It all starts and ends with Me.

Question:  When is it hard to see your own role in how you feel?  Please tell me your story.

The Paradox

On my mind today are the unfortunate kids I have seen in clinic. One in particular whom I have treated for several years. I now realize the horror of his situation. I’m angry at myself because I have treated him for this long and didn’t realize till last week in clinic that he was being trafficked. I now understand that other kids I work with are also. He’s suffering emotional neglect in his home. It looks like his family despises him. Last week I told his Mom that I wouldn’t see them again in clinic if she didn’t go to parenting classes. I’ve also been recommending regularly that he go to a group home until things get better. I finally heard the reason that for years, she has refused. She said, “If he goes to a group home, we’re going to be homeless.” Ouch. She and hers are living on the government support they get for “taking care” of him.

Upset, I told my husband about this form of child trafficking and he said he’s seen something similar in his profession. Whole families become homeless once their mother (government supported), dies. They don’t want her to die. It’s not the same though similar. It would be more similar if they were neglecting or abusing their mother while “taking care” of her through the dying process. That probably happens too in other families.

To make matters more complicated, I found out from my nurse, that now the government requires the families to pay part of the group home placement to offset the costs. And if CPS is called, they just ignore it. She cited one case when CPS was called 13 times, each time stating that there was insufficient evidence. Apparently the funding to CPS has also been cut down significantly.

Today in my son’s church school after collecting offering, the teacher prayed, “May this money go to help all the children who need You around the world.” I found my prayers were for these people. A handful of coins and dollars to help. And prayer.

My husband‘s friend, Emilio Russ, quit his work a couple of years ago and went to the Philippines to fight child trafficking. He started a home and school for those prostituted and enslaved kids – “My Refuge House.” When he came back with his pregnant wife and 3 kids, he didn’t have a job. But they were uncomplaining and loud mouthed with praise and hope. Many months later, my husband’s friend has a job and those kids in the Philippines still have their home and school. Wow!

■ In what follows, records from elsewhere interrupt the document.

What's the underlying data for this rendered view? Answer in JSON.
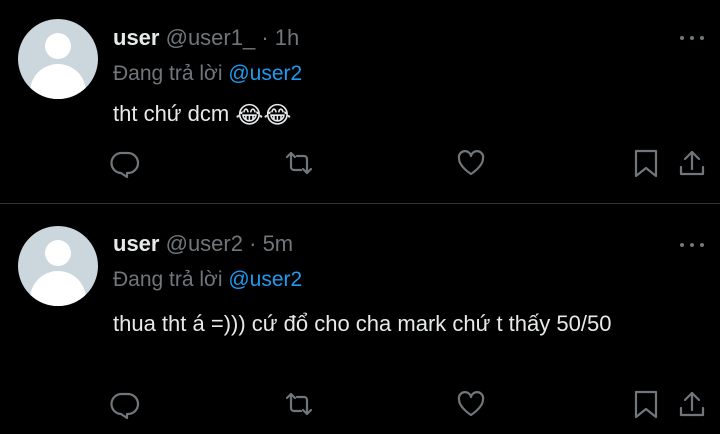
{
  "tweets": [
    {
      "display_name": "user",
      "handle": "@user1_",
      "separator": "·",
      "time": "1h",
      "replying_label": "Đang trả lời",
      "replying_to": "@user2",
      "text": "tht chứ dcm",
      "emoji": "😂😂",
      "avatar_icon": "default-avatar-icon",
      "more_icon": "more-options-icon",
      "actions": [
        "reply-icon",
        "retweet-icon",
        "like-icon",
        "bookmark-icon",
        "share-icon"
      ]
    },
    {
      "display_name": "user",
      "handle": "@user2",
      "separator": "·",
      "time": "5m",
      "replying_label": "Đang trả lời",
      "replying_to": "@user2",
      "text": "thua tht á =))) cứ đổ cho cha mark chứ t thấy 50/50",
      "avatar_icon": "default-avatar-icon",
      "more_icon": "more-options-icon",
      "actions": [
        "reply-icon",
        "retweet-icon",
        "like-icon",
        "bookmark-icon",
        "share-icon"
      ]
    }
  ],
  "colors": {
    "background": "#000000",
    "text": "#e7e9ea",
    "secondary_text": "#71767b",
    "link": "#1d9bf0",
    "divider": "#2f3336",
    "avatar_bg": "#ccd6dd"
  }
}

Madeline L’Engle, says that we’ve forgotten how to walk on water. I’ve seen skeeters do it and I don’t think it’s that many steps away from me being able to do it. But I’ve forgotten how somehow.

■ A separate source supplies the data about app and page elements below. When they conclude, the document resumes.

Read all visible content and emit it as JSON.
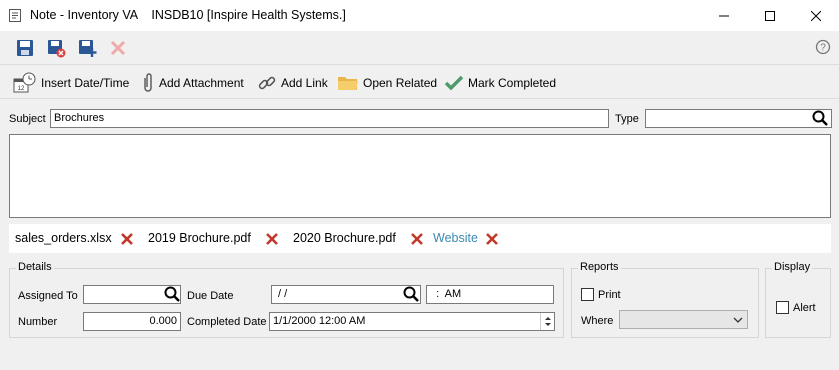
{
  "window": {
    "title": "Note - Inventory VA    INSDB10 [Inspire Health Systems.]",
    "minimize_icon": "minimize-icon",
    "maximize_icon": "maximize-icon",
    "close_icon": "close-icon"
  },
  "toolbar": {
    "icons": [
      "save-icon",
      "save-close-icon",
      "save-new-icon",
      "delete-icon",
      "help-icon"
    ],
    "actions": {
      "insert_datetime": "Insert Date/Time",
      "add_attachment": "Add Attachment",
      "add_link": "Add Link",
      "open_related": "Open Related",
      "mark_completed": "Mark Completed"
    }
  },
  "form": {
    "subject_label": "Subject",
    "subject_value": "Brochures",
    "type_label": "Type",
    "type_value": ""
  },
  "attachments": [
    {
      "name": "sales_orders.xlsx",
      "is_link": false
    },
    {
      "name": "2019 Brochure.pdf",
      "is_link": false
    },
    {
      "name": "2020 Brochure.pdf",
      "is_link": false
    },
    {
      "name": "Website",
      "is_link": true
    }
  ],
  "details": {
    "title": "Details",
    "assigned_to_label": "Assigned To",
    "assigned_to_value": "",
    "due_date_label": "Due Date",
    "due_date_value": " / /",
    "due_time_value": "  :  AM",
    "number_label": "Number",
    "number_value": "0.000",
    "completed_date_label": "Completed Date",
    "completed_date_value": "1/1/2000 12:00 AM"
  },
  "reports": {
    "title": "Reports",
    "print_label": "Print",
    "print_checked": false,
    "where_label": "Where",
    "where_value": ""
  },
  "display": {
    "title": "Display",
    "alert_label": "Alert",
    "alert_checked": false
  },
  "colors": {
    "accent_blue": "#2b5797",
    "delete_red": "#c0392b",
    "link": "#3c89b0",
    "check_green": "#4e9a6a"
  }
}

“Madeleine L’Engle understands that real art is only created when the artist gets out of the way and allows himself to be worked through, which, paradoxically, requires work on the artist’s part.”

AIDAN GRANO

These states of horrible suffering call for something amazing to happen. All great work, even on our own selves allows for what I call magic. Magic of letting go, but at the same time giving all your passion and muscle. I am angry at myself for not seeing what is around me. I think in this case, that is the beginning or maybe the continuation of something magical in me. I plan on getting my water feet yet.

Self Care Tip #15 – Embrace the paradox. Be a friend to yourself.